:: Task objective ::
Please reproduce the full listing exactly, with nothing added.

:: Provided information ::
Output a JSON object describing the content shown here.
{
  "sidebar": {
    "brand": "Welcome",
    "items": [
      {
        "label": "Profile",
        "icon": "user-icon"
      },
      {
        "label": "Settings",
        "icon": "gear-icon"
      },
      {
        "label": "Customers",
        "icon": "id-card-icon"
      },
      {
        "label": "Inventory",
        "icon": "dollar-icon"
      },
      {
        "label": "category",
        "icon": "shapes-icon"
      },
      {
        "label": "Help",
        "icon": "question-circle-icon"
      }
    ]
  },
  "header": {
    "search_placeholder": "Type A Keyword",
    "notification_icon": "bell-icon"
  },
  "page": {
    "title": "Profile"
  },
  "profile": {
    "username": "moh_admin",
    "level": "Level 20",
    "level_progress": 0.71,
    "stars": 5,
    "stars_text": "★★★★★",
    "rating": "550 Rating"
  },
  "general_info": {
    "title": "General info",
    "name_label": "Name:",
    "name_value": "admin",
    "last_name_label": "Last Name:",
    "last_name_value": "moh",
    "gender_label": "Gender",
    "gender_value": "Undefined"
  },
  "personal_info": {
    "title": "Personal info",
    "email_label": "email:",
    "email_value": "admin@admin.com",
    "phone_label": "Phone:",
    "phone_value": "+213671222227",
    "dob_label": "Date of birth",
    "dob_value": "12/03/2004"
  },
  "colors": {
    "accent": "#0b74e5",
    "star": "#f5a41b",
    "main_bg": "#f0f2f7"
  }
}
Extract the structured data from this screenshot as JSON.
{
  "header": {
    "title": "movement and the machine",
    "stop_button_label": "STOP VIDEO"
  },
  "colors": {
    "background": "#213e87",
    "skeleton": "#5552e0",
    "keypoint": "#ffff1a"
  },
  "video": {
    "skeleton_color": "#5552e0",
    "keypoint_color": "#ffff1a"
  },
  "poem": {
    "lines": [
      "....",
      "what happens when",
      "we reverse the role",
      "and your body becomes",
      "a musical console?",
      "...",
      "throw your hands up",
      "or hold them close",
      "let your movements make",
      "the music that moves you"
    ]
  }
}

:: Completed exercise ::
Output a JSON object describing the content shown here.
{
  "sidebar": {
    "brand": "Welcome",
    "items": [
      {
        "label": "Profile",
        "icon": "user-icon"
      },
      {
        "label": "Settings",
        "icon": "gear-icon"
      },
      {
        "label": "Customers",
        "icon": "id-card-icon"
      },
      {
        "label": "Inventory",
        "icon": "dollar-icon"
      },
      {
        "label": "category",
        "icon": "shapes-icon"
      },
      {
        "label": "Help",
        "icon": "question-circle-icon"
      }
    ]
  },
  "header": {
    "search_placeholder": "Type A Keyword",
    "notification_icon": "bell-icon"
  },
  "page": {
    "title": "Profile"
  },
  "profile": {
    "username": "moh_admin",
    "level": "Level 20",
    "level_progress": 0.71,
    "stars": 5,
    "stars_text": "★★★★★",
    "rating": "550 Rating"
  },
  "general_info": {
    "title": "General info",
    "name_label": "Name:",
    "name_value": "admin",
    "last_name_label": "Last Name:",
    "last_name_value": "moh",
    "gender_label": "Gender",
    "gender_value": "Undefined"
  },
  "personal_info": {
    "title": "Personal info",
    "email_label": "email:",
    "email_value": "admin@admin.com",
    "phone_label": "Phone:",
    "phone_value": "+213671222227",
    "dob_label": "Date of birth",
    "dob_value": "12/03/2004"
  },
  "colors": {
    "accent": "#0b74e5",
    "star": "#f5a41b",
    "main_bg": "#f0f2f7"
  }
}
Extract the structured data from this screenshot as JSON.
{
  "header": {
    "title": "movement and the machine",
    "stop_button_label": "STOP VIDEO"
  },
  "colors": {
    "background": "#213e87",
    "skeleton": "#5552e0",
    "keypoint": "#ffff1a"
  },
  "video": {
    "skeleton_color": "#5552e0",
    "keypoint_color": "#ffff1a"
  },
  "poem": {
    "lines": [
      "....",
      "what happens when",
      "we reverse the role",
      "and your body becomes",
      "a musical console?",
      "...",
      "throw your hands up",
      "or hold them close",
      "let your movements make",
      "the music that moves you"
    ]
  }
}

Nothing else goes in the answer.